The Matrix Resurrections, directed by Lana Wachowski, largely eschews big action set pieces in favor of a more intimate story about love and mortality. Scriptwriter Raphael Jordan was initially disappointed with the film but came to like it more after repeated viewings.
“I really think it was secondary to Lana that people liked the movie right away,” Jordan says in episode 496 of the The Galaxy Geek’s Guide Podcast. “I don’t think she cares. And that’s the subtle genius of it. I think it’s going to get really appreciated over time, but not soon enough that they’re getting him to do more movies.
Over the past 20 years, Wachowski has seen fans and critics largely sweep the third Matrix movie, saw Matrix “red pill” footage co-opted by the political right, and faced relentless pressure to produce more Matrix sequels. The Galaxy Geek’s Guide host David BarrKirtley sees clear parallels between these struggles and Resurrections’ “swarm mode”, in which heroes are attacked by waves of mindless enemies.
“In the first movie, the symbol of the oppressive system that’s holding you back is a government agent, and in this one, it’s masses of people on their phones,” he says. “To a large extent, anxiety about who controls our lives has shifted from government to online hate mobs.”
Resurrections features the return of Keanu Reeves and Carrie-Ann Moss, now in their 50s. horror writer Therese DeLucci enjoyed seeing more mature actors headlining a sci-fi action movie. “I think [Reeves] did a wonderful job of passing on decades of exhaustion, regret, weakness and fallibility,” she says. “I loved it when they were like, ‘Are you going to fly now?’ And he’s like, ‘Fuck that.’ It’s true, you’re in your 50s. Shit, you don’t need to fly anymore.
science fiction teacher Lisa Yazek says that despite his focus on aging and loss, Resurrections manages to maintain an optimistic streak.
“It reminds me a lot of a contemporary cyberpunk story, not only in that it went from a gee-whiz attitude about the internet to a more jaded attitude, but really more in terms of hope,” she says. “There is this hope that people can connect and think logically, rationally and creatively and maybe make the world a better place. And I think that’s the ultimate sci-fi message.
Listen to the full interview with Rafael Jordan, Theresa DeLucci and Lisa Yaszek in episode 496 of The Galaxy Geek’s Guide (above). And check out some highlights from the discussion below.
David Barr Kirtley on The matrix:
For the people who weren’t there when The matrix came out, I feel like it had this cultural impact that’s hard to overstate. I remember people saying, “This is the gift of our generation star wars“, and that’s really how I felt. Everyone had seen it. Before that, there had been films about virtual reality, like Johnny Mnemonic Where lawn mower man that only hardcore sci-fi fans would have gone to see, but with The matrix everyone saw it, and everyone was familiar with all these concepts – like the idea of downloading martial arts skills into your brain in a second – these really cool sci-fi concepts that everyone knew now.

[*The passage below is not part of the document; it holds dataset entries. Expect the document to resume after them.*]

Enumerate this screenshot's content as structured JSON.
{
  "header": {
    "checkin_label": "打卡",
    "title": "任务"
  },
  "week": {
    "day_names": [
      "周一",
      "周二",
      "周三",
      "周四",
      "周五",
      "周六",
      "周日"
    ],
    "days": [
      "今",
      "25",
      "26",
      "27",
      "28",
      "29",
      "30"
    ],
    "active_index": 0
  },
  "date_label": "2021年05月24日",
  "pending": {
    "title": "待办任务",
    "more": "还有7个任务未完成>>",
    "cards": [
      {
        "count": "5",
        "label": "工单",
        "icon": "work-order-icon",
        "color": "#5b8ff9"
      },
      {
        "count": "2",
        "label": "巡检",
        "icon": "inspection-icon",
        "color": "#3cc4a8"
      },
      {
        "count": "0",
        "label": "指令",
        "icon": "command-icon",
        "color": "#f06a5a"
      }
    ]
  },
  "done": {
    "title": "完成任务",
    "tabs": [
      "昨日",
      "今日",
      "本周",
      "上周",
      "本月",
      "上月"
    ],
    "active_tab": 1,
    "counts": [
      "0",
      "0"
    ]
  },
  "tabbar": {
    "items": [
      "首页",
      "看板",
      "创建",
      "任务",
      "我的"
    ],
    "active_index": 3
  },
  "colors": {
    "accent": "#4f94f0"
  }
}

Theresa DeLucci on The matrix revolutions:
I really don’t remember anything about it…I do remember being in the theatre, though. Everyone was very excited. It was the IMAX movie premiere in New York, the biggest screen of all time. It was like a nightclub. People were wearing all of their Matrix gear – glow goggles and glow sticks. My friend was so excited. And then you get to the end of the movie, when Trinity dies, and her death scene was so exaggerated and bad that people started heckling. Neo is like, “You can’t die”, and she goes, “Yes, I can”, and someone in the theater just yells, perfectly timed, “So do it already!” I remember it more than anything else in the movie.

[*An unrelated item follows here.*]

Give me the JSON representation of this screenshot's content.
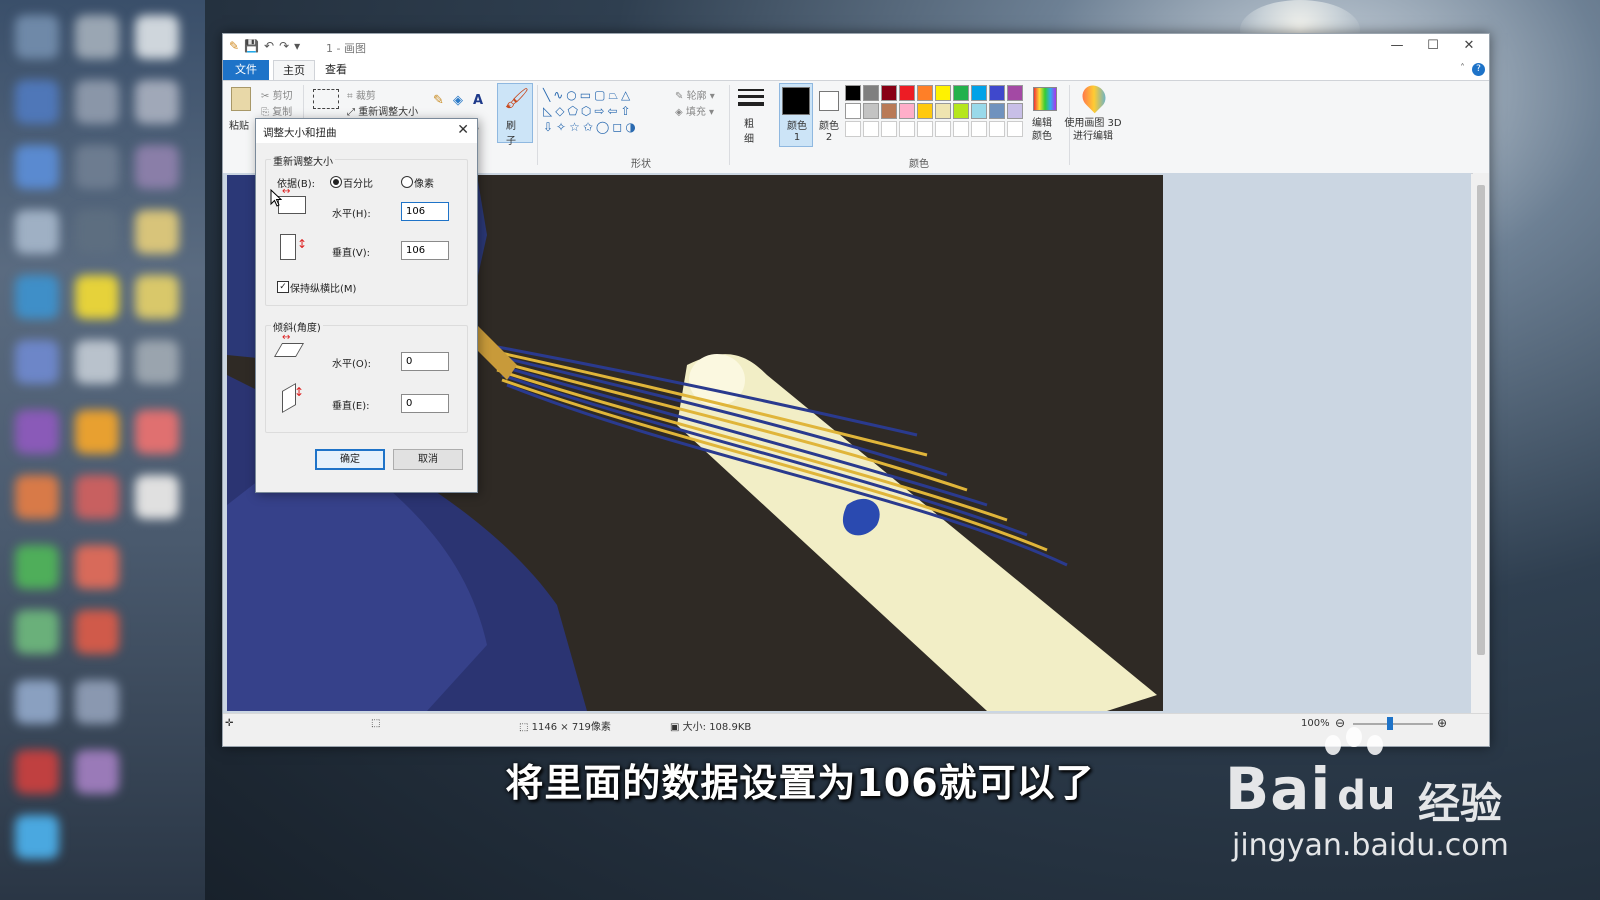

Lisa Yaszek on The Matrix Resurrections:
I went there with no expectations and enjoyed it. Was it as revolutionary as the first? No, but how is that possible? This is the fourth in a series. But I still thought it really honored the show. I thought the story made sense. From day one, the Wachowskis have insisted that these movies are really about love, and I thought, “Boy, Lana really doubled down on that this time.” I think it’s interesting, and it almost makes me want to go back and see the original three again through this different setting. Not thinking, “Is this a metaphor for capitalism? Is this a metaphor for trans-ness? Is this a metaphor for our media-saturated society? Maybe it’s just a sci-fi story about love.
Rafael Jordan on writing the screenplay:
In the first film, Neo is unplugged from the Matrix in the 32nd minute. This marks the end of Act 1 and the start of Act 2 – as I said, this first scenario is airtight. In this one, he doesn’t wake up in the real world until the 52nd minute, and that’s way too long. This is where Act 2 begins, when they finally go to Io and all that. Audiences aren’t necessarily aware of these scriptwriting rules, but they start watching a movie when things aren’t moving fast enough, and it’s no coincidence that this movie was 20 minutes long. more than the others, because it took too long to get to this point. So I just wish it was a six episode, four or five hour episode [TV show].